▶ **Exercise directions**
The records must be returned word for word.

[Record excerpts Boundary: Start]

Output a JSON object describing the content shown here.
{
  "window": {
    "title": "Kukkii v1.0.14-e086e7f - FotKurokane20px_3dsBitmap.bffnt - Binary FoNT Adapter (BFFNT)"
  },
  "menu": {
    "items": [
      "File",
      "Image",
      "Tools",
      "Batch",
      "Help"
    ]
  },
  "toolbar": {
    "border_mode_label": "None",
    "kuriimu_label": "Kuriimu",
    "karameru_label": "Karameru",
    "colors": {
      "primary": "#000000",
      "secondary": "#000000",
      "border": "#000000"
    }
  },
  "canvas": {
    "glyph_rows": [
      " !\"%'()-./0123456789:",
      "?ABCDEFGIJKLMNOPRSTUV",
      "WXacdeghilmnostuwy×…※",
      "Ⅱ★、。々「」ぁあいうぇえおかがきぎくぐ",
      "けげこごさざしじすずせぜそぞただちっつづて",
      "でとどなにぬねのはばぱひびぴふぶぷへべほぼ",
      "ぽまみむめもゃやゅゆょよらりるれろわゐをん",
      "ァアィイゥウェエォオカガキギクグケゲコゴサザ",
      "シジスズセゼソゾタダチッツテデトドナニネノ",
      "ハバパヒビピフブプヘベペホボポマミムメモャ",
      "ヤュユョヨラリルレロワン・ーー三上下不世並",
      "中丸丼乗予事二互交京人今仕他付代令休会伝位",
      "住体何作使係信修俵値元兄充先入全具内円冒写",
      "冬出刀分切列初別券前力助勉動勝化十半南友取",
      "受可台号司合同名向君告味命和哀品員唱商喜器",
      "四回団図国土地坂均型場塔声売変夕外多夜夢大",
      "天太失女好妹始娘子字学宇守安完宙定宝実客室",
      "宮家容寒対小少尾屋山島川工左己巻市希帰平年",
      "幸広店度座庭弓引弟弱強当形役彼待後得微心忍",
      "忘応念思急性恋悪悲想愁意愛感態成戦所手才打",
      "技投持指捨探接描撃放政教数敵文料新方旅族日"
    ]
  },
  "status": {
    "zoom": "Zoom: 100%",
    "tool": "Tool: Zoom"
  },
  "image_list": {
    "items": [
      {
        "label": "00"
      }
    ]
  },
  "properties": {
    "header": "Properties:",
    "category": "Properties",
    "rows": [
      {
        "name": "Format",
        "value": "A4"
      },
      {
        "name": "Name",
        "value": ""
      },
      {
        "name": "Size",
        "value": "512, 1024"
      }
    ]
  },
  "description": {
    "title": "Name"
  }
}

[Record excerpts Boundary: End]

▶ **Answer box**
Output a JSON object describing the content shown here.
{
  "window": {
    "title": "Kukkii v1.0.14-e086e7f - FotKurokane20px_3dsBitmap.bffnt - Binary FoNT Adapter (BFFNT)"
  },
  "menu": {
    "items": [
      "File",
      "Image",
      "Tools",
      "Batch",
      "Help"
    ]
  },
  "toolbar": {
    "border_mode_label": "None",
    "kuriimu_label": "Kuriimu",
    "karameru_label": "Karameru",
    "colors": {
      "primary": "#000000",
      "secondary": "#000000",
      "border": "#000000"
    }
  },
  "canvas": {
    "glyph_rows": [
      " !\"%'()-./0123456789:",
      "?ABCDEFGIJKLMNOPRSTUV",
      "WXacdeghilmnostuwy×…※",
      "Ⅱ★、。々「」ぁあいうぇえおかがきぎくぐ",
      "けげこごさざしじすずせぜそぞただちっつづて",
      "でとどなにぬねのはばぱひびぴふぶぷへべほぼ",
      "ぽまみむめもゃやゅゆょよらりるれろわゐをん",
      "ァアィイゥウェエォオカガキギクグケゲコゴサザ",
      "シジスズセゼソゾタダチッツテデトドナニネノ",
      "ハバパヒビピフブプヘベペホボポマミムメモャ",
      "ヤュユョヨラリルレロワン・ーー三上下不世並",
      "中丸丼乗予事二互交京人今仕他付代令休会伝位",
      "住体何作使係信修俵値元兄充先入全具内円冒写",
      "冬出刀分切列初別券前力助勉動勝化十半南友取",
      "受可台号司合同名向君告味命和哀品員唱商喜器",
      "四回団図国土地坂均型場塔声売変夕外多夜夢大",
      "天太失女好妹始娘子字学宇守安完宙定宝実客室",
      "宮家容寒対小少尾屋山島川工左己巻市希帰平年",
      "幸広店度座庭弓引弟弱強当形役彼待後得微心忍",
      "忘応念思急性恋悪悲想愁意愛感態成戦所手才打",
      "技投持指捨探接描撃放政教数敵文料新方旅族日"
    ]
  },
  "status": {
    "zoom": "Zoom: 100%",
    "tool": "Tool: Zoom"
  },
  "image_list": {
    "items": [
      {
        "label": "00"
      }
    ]
  },
  "properties": {
    "header": "Properties:",
    "category": "Properties",
    "rows": [
      {
        "name": "Format",
        "value": "A4"
      },
      {
        "name": "Name",
        "value": ""
      },
      {
        "name": "Size",
        "value": "512, 1024"
      }
    ]
  },
  "description": {
    "title": "Name"
  }
}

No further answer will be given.